Note: This article covers two SXSW Interactive 2008 events: Cross-Media Cross-Pollination: Mashing Up Video Games and ARGs (Saturday, March 8th, 3:30-4:30 p.m.), and its follow-up, Core Conversation: What Can the Video Games Industry Learn From Alternate Reality Games? (Monday, March 10th, 3:30-4:30 p.m.).
A last-minute change in programming on Saturday, March 8th, at SXSW Interactive 2008 brought together familiar faces from the Alternate Reality Games development community: Dan Hon of Six to Start, Tony Walsh of Phantom Compass, and Dee Cook, a freelance writer and designer who has written and developed content for games such as “The 4400” Extended Reality, World Without Oil, Unnatural Selection, and many others. Hon, Walsh, and Cook presented the panel “Cross-Media Pollination: What Video Games can Learn from ARGs”. The follow-up conversation on Monday afternoon with Steve Peters from 42 Entertainment, and input from Jane McGonigal, Ken Eklund, Hazel Grian, and others, rounded out Saturday’s panel.

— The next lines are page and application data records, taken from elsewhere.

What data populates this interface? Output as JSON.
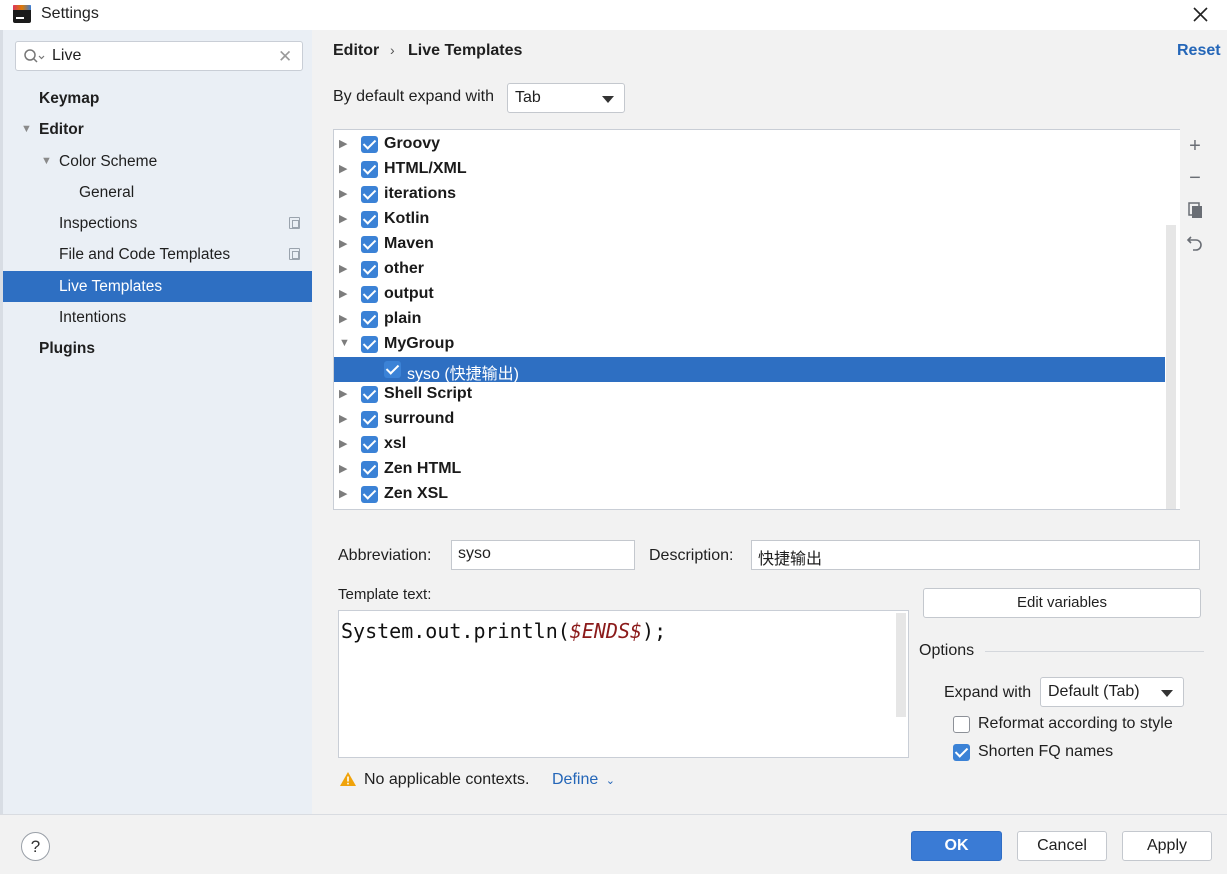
{
  "window": {
    "title": "Settings"
  },
  "sidebar": {
    "search": {
      "value": "Live"
    },
    "items": [
      {
        "label": "Keymap"
      },
      {
        "label": "Editor"
      },
      {
        "label": "Color Scheme"
      },
      {
        "label": "General"
      },
      {
        "label": "Inspections"
      },
      {
        "label": "File and Code Templates"
      },
      {
        "label": "Live Templates"
      },
      {
        "label": "Intentions"
      },
      {
        "label": "Plugins"
      }
    ]
  },
  "header": {
    "breadcrumb": [
      "Editor",
      "Live Templates"
    ],
    "reset_label": "Reset"
  },
  "expand_default": {
    "label": "By default expand with",
    "value": "Tab"
  },
  "tree": {
    "groups": [
      {
        "label": "Groovy",
        "checked": true
      },
      {
        "label": "HTML/XML",
        "checked": true
      },
      {
        "label": "iterations",
        "checked": true
      },
      {
        "label": "Kotlin",
        "checked": true
      },
      {
        "label": "Maven",
        "checked": true
      },
      {
        "label": "other",
        "checked": true
      },
      {
        "label": "output",
        "checked": true
      },
      {
        "label": "plain",
        "checked": true
      },
      {
        "label": "MyGroup",
        "checked": true
      },
      {
        "label": "syso (快捷输出)",
        "checked": true
      },
      {
        "label": "Shell Script",
        "checked": true
      },
      {
        "label": "surround",
        "checked": true
      },
      {
        "label": "xsl",
        "checked": true
      },
      {
        "label": "Zen HTML",
        "checked": true
      },
      {
        "label": "Zen XSL",
        "checked": true
      }
    ],
    "toolbar": [
      "add-icon",
      "remove-icon",
      "copy-icon",
      "undo-icon"
    ]
  },
  "detail": {
    "abbreviation_label": "Abbreviation:",
    "abbreviation_value": "syso",
    "description_label": "Description:",
    "description_value": "快捷输出",
    "template_text_label": "Template text:",
    "template_code_prefix": "System.out.println(",
    "template_code_var": "$ENDS$",
    "template_code_suffix": ");",
    "edit_variables_label": "Edit variables",
    "options_title": "Options",
    "expand_with_label": "Expand with",
    "expand_with_value": "Default (Tab)",
    "reformat_label": "Reformat according to style",
    "reformat_checked": false,
    "shorten_label": "Shorten FQ names",
    "shorten_checked": true,
    "warning_text": "No applicable contexts.",
    "define_label": "Define"
  },
  "footer": {
    "help_label": "?",
    "ok_label": "OK",
    "cancel_label": "Cancel",
    "apply_label": "Apply"
  }
}
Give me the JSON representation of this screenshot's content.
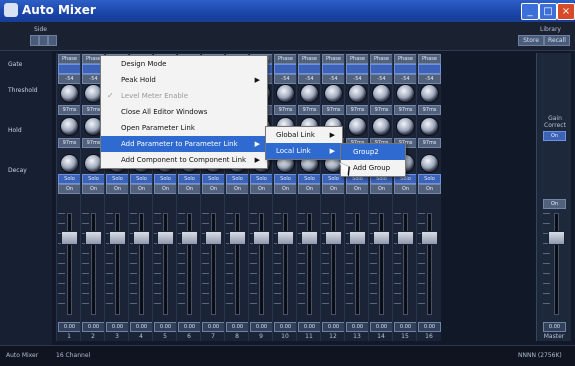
{
  "window": {
    "title": "Auto Mixer"
  },
  "topbar": {
    "side_label": "Side",
    "library_label": "Library",
    "store_button": "Store",
    "recall_button": "Recall"
  },
  "row_labels": [
    "Gate",
    "Threshold",
    "Hold",
    "Decay"
  ],
  "channels": [
    {
      "num": "1"
    },
    {
      "num": "2"
    },
    {
      "num": "3"
    },
    {
      "num": "4"
    },
    {
      "num": "5"
    },
    {
      "num": "6"
    },
    {
      "num": "7"
    },
    {
      "num": "8"
    },
    {
      "num": "9"
    },
    {
      "num": "10"
    },
    {
      "num": "11"
    },
    {
      "num": "12"
    },
    {
      "num": "13"
    },
    {
      "num": "14"
    },
    {
      "num": "15"
    },
    {
      "num": "16"
    }
  ],
  "channel_common": {
    "phase": "Phase",
    "threshold_value": "-54",
    "ms_value": "97ms",
    "solo": "Solo",
    "on": "On",
    "fader_value": "0.00"
  },
  "master": {
    "label": "Master",
    "gain_label": "Gain Correct",
    "on": "On",
    "fader_value": "0.00"
  },
  "context_menu": {
    "items": [
      "Design Mode",
      "Peak Hold",
      "Level Meter Enable",
      "Close All Editor Windows",
      "Open Parameter Link",
      "Add Parameter to Parameter Link",
      "Add Component to Component Link"
    ],
    "checked_index": 2,
    "disabled_index": 2,
    "highlight_index": 5
  },
  "submenu1": {
    "items": [
      "Global Link",
      "Local Link"
    ],
    "highlight_index": 1
  },
  "submenu2": {
    "items": [
      "Group2",
      "Add Group"
    ],
    "highlight_index": 0
  },
  "statusbar": {
    "left": "Auto Mixer",
    "channels": "16 Channel",
    "right": "NNNN (2756K)"
  }
}
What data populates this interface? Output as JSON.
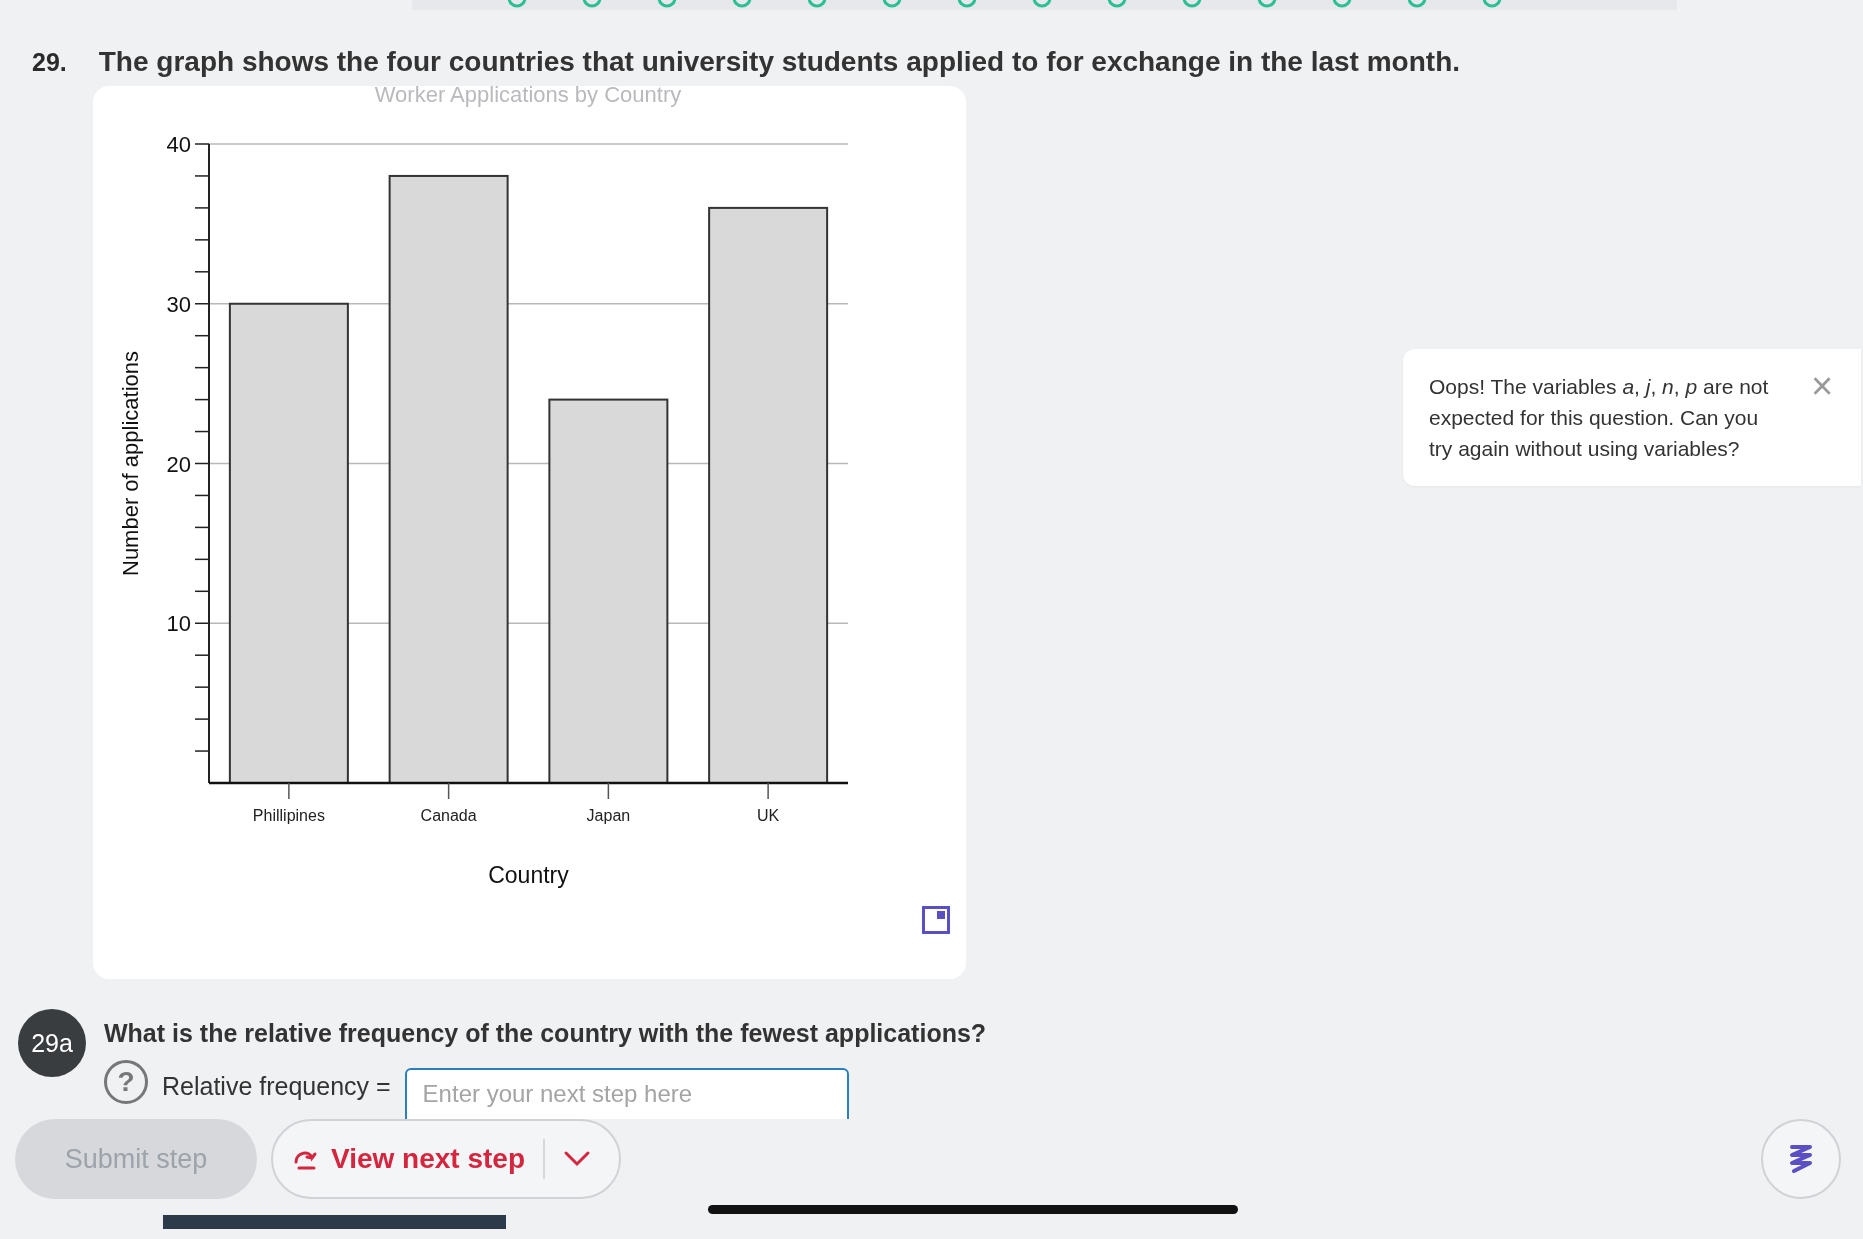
{
  "question": {
    "number": "29.",
    "text": "The graph shows the four countries that university students applied to for exchange in the last month.",
    "chart_data": {
      "type": "bar",
      "title": "Worker Applications by Country",
      "xlabel": "Country",
      "ylabel": "Number of applications",
      "categories": [
        "Phillipines",
        "Canada",
        "Japan",
        "UK"
      ],
      "values": [
        30,
        38,
        24,
        36
      ],
      "ylim": [
        0,
        40
      ],
      "yticks": [
        10,
        20,
        30,
        40
      ],
      "grid": true
    }
  },
  "hint": {
    "text": "Oops! The variables *a*, *j*, *n*, *p* are not expected for this question. Can you try again without using variables?",
    "close": "×"
  },
  "part": {
    "badge": "29a",
    "text": "What is the relative frequency of the country with the fewest applications?",
    "help": "?",
    "label": "Relative frequency =",
    "placeholder": "Enter your next step here"
  },
  "buttons": [
    {
      "kind": "submit",
      "label": "Submit step",
      "disabled": true
    },
    {
      "kind": "next",
      "label": "View next step",
      "disabled": false
    }
  ]
}
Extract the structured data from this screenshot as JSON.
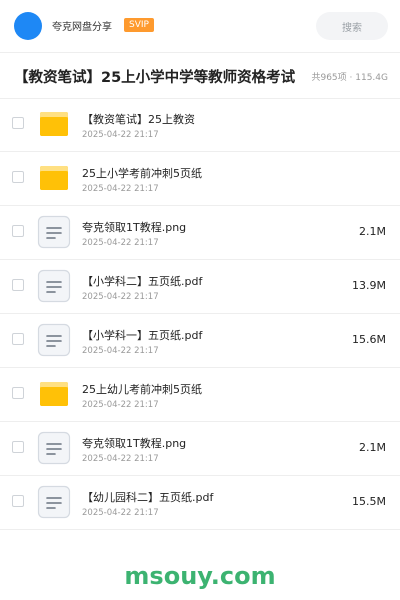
{
  "header": {
    "user_name": "夸克网盘分享",
    "badge": "SVIP",
    "search_placeholder": "搜索"
  },
  "folder": {
    "title": "【教资笔试】25上小学中学等教师资格考试",
    "stats": "共965项 · 115.4G"
  },
  "files": [
    {
      "type": "folder",
      "icon": "folder-icon",
      "name": "【教资笔试】25上教资",
      "date": "2025-04-22 21:17",
      "size": ""
    },
    {
      "type": "folder",
      "icon": "folder-icon",
      "name": "25上小学考前冲刺5页纸",
      "date": "2025-04-22 21:17",
      "size": ""
    },
    {
      "type": "file",
      "icon": "document-icon",
      "name": "夸克领取1T教程.png",
      "date": "2025-04-22 21:17",
      "size": "2.1M"
    },
    {
      "type": "file",
      "icon": "document-icon",
      "name": "【小学科二】五页纸.pdf",
      "date": "2025-04-22 21:17",
      "size": "13.9M"
    },
    {
      "type": "file",
      "icon": "document-icon",
      "name": "【小学科一】五页纸.pdf",
      "date": "2025-04-22 21:17",
      "size": "15.6M"
    },
    {
      "type": "folder",
      "icon": "folder-icon",
      "name": "25上幼儿考前冲刺5页纸",
      "date": "2025-04-22 21:17",
      "size": ""
    },
    {
      "type": "file",
      "icon": "document-icon",
      "name": "夸克领取1T教程.png",
      "date": "2025-04-22 21:17",
      "size": "2.1M"
    },
    {
      "type": "file",
      "icon": "document-icon",
      "name": "【幼儿园科二】五页纸.pdf",
      "date": "2025-04-22 21:17",
      "size": "15.5M"
    }
  ],
  "watermark": "msouy.com",
  "colors": {
    "avatar": "#1e88f5",
    "svip_badge": "#fe9a2e",
    "folder": "#ffc107",
    "watermark": "#3cb371"
  }
}
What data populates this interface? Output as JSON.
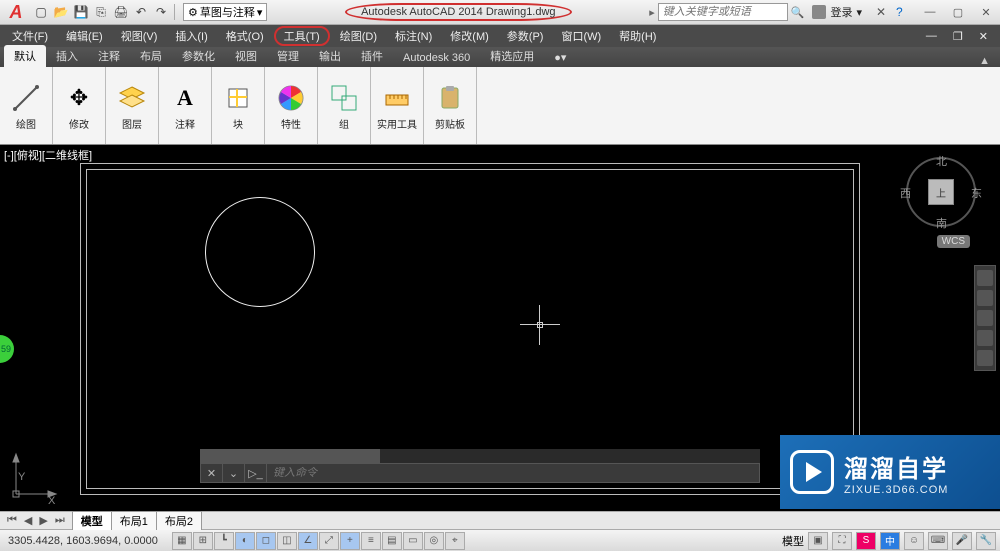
{
  "title": "Autodesk AutoCAD 2014    Drawing1.dwg",
  "workspace": "草图与注释",
  "search_placeholder": "键入关键字或短语",
  "login_label": "登录",
  "menus": [
    "文件(F)",
    "编辑(E)",
    "视图(V)",
    "插入(I)",
    "格式(O)",
    "工具(T)",
    "绘图(D)",
    "标注(N)",
    "修改(M)",
    "参数(P)",
    "窗口(W)",
    "帮助(H)"
  ],
  "menu_highlight_index": 5,
  "ribbon_tabs": [
    "默认",
    "插入",
    "注释",
    "布局",
    "参数化",
    "视图",
    "管理",
    "输出",
    "插件",
    "Autodesk 360",
    "精选应用"
  ],
  "ribbon_active": 0,
  "panels": {
    "draw": {
      "label": "绘图"
    },
    "modify": {
      "label": "修改"
    },
    "layer": {
      "label": "图层"
    },
    "annot": {
      "label": "注释"
    },
    "block": {
      "label": "块"
    },
    "prop": {
      "label": "特性"
    },
    "group": {
      "label": "组"
    },
    "util": {
      "label": "实用工具"
    },
    "clip": {
      "label": "剪贴板"
    }
  },
  "viewport_tag": "[-][俯视][二维线框]",
  "viewcube": {
    "top": "北",
    "bottom": "南",
    "left": "西",
    "right": "东",
    "face": "上"
  },
  "wcs_tag": "WCS",
  "ucs": {
    "x": "X",
    "y": "Y"
  },
  "green_tab": "59",
  "command_placeholder": "键入命令",
  "layout_tabs": [
    "模型",
    "布局1",
    "布局2"
  ],
  "layout_active": 0,
  "coords": "3305.4428, 1603.9694, 0.0000",
  "status_right": "模型",
  "watermark": {
    "zh": "溜溜自学",
    "url": "ZIXUE.3D66.COM"
  }
}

Currently one of the most popular past-times world-wide, video games have an audience both extensive and diverse. Gamers are consistently asking for more from game designers – better AI, more content, more interaction, more story and narrative, more immersion. What can Alternate Reality Game designers learn from video game design and the needs of video game players (many of whom also play ARGs), and what elements of ARGs might video game designers consider when making games for gamers in a world of rapidly-evolving technology and techno-culture?
The panel opened with the question: what elements of ARGs might interest and engage video gamers? “I Love Bees”, a well-known ARG, tapped into the fan base of Bungie’s Halo video game by providing a glimpse into Halo’s (and its predecessor, Marathon’s) detailed backstory. Many Halo players enjoyed ILB because of the opportunity to explore more of that game’s mythology. The puppetmasters presented a Halo story that the players could interact with in a different way, affecting the game not by moving the controller but by problem-solving with other players, answering payphones, emailing the Sleeping Princess, and convincing an AI that they were, in fact, human, and one of her crew.
Perhaps, Steve Peters pointed out in Monday’s follow-up conversation, cross-media is one answer to a demand for more interaction and individualized response. A player’s progress through a game could be tracked, with content delivered not only through the console but also through SMS, phone calls, or even the post office! Similarly, Tony Walsh raised the idea that ubiquitous computing, the imperceptible integration of computing systems and functions into every day life, might indeed be the next game platform, heralding the end of the “couch-potato” gamer.